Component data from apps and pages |
^^^^

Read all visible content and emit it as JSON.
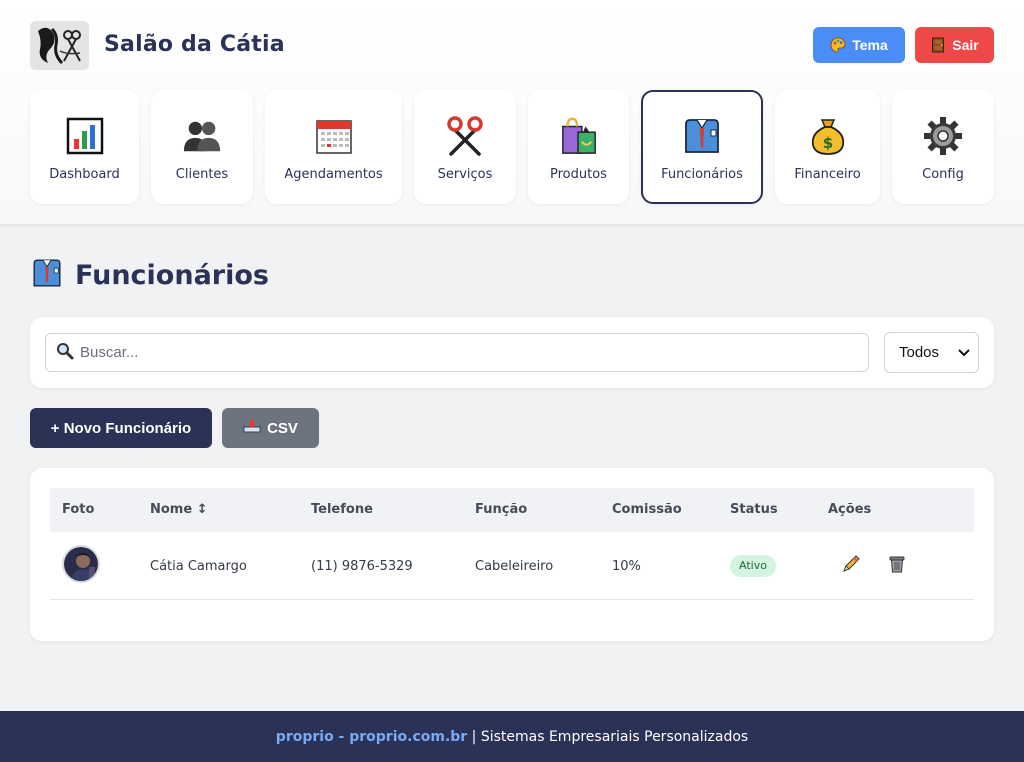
{
  "app": {
    "title": "Salão da Cátia"
  },
  "header": {
    "theme_label": "Tema",
    "exit_label": "Sair"
  },
  "nav": [
    {
      "label": "Dashboard",
      "icon": "bar-chart-icon"
    },
    {
      "label": "Clientes",
      "icon": "people-icon"
    },
    {
      "label": "Agendamentos",
      "icon": "calendar-icon"
    },
    {
      "label": "Serviços",
      "icon": "scissors-icon"
    },
    {
      "label": "Produtos",
      "icon": "shopping-bags-icon"
    },
    {
      "label": "Funcionários",
      "icon": "shirt-tie-icon",
      "active": true
    },
    {
      "label": "Financeiro",
      "icon": "money-bag-icon"
    },
    {
      "label": "Config",
      "icon": "gear-icon"
    }
  ],
  "page": {
    "title": "Funcionários"
  },
  "search": {
    "placeholder": "Buscar..."
  },
  "filter": {
    "selected": "Todos"
  },
  "actions": {
    "new_label": "+ Novo Funcionário",
    "csv_label": "CSV"
  },
  "table": {
    "headers": {
      "foto": "Foto",
      "nome": "Nome ↕",
      "telefone": "Telefone",
      "funcao": "Função",
      "comissao": "Comissão",
      "status": "Status",
      "acoes": "Ações"
    },
    "rows": [
      {
        "nome": "Cátia Camargo",
        "telefone": "(11) 9876-5329",
        "funcao": "Cabeleireiro",
        "comissao": "10%",
        "status": "Ativo"
      }
    ]
  },
  "footer": {
    "link_text": "proprio - proprio.com.br",
    "separator": " | ",
    "tagline": "Sistemas Empresariais Personalizados"
  },
  "colors": {
    "primary": "#2b3257",
    "theme_button": "#4a8df6",
    "exit_button": "#ef4848",
    "csv_button": "#6c7480",
    "active_badge_bg": "#d3f5df"
  }
}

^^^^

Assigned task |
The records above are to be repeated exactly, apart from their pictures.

The answer |
Read all visible content and emit it as JSON.
{
  "app": {
    "title": "Salão da Cátia"
  },
  "header": {
    "theme_label": "Tema",
    "exit_label": "Sair"
  },
  "nav": [
    {
      "label": "Dashboard",
      "icon": "bar-chart-icon"
    },
    {
      "label": "Clientes",
      "icon": "people-icon"
    },
    {
      "label": "Agendamentos",
      "icon": "calendar-icon"
    },
    {
      "label": "Serviços",
      "icon": "scissors-icon"
    },
    {
      "label": "Produtos",
      "icon": "shopping-bags-icon"
    },
    {
      "label": "Funcionários",
      "icon": "shirt-tie-icon",
      "active": true
    },
    {
      "label": "Financeiro",
      "icon": "money-bag-icon"
    },
    {
      "label": "Config",
      "icon": "gear-icon"
    }
  ],
  "page": {
    "title": "Funcionários"
  },
  "search": {
    "placeholder": "Buscar..."
  },
  "filter": {
    "selected": "Todos"
  },
  "actions": {
    "new_label": "+ Novo Funcionário",
    "csv_label": "CSV"
  },
  "table": {
    "headers": {
      "foto": "Foto",
      "nome": "Nome ↕",
      "telefone": "Telefone",
      "funcao": "Função",
      "comissao": "Comissão",
      "status": "Status",
      "acoes": "Ações"
    },
    "rows": [
      {
        "nome": "Cátia Camargo",
        "telefone": "(11) 9876-5329",
        "funcao": "Cabeleireiro",
        "comissao": "10%",
        "status": "Ativo"
      }
    ]
  },
  "footer": {
    "link_text": "proprio - proprio.com.br",
    "separator": " | ",
    "tagline": "Sistemas Empresariais Personalizados"
  },
  "colors": {
    "primary": "#2b3257",
    "theme_button": "#4a8df6",
    "exit_button": "#ef4848",
    "csv_button": "#6c7480",
    "active_badge_bg": "#d3f5df"
  }
}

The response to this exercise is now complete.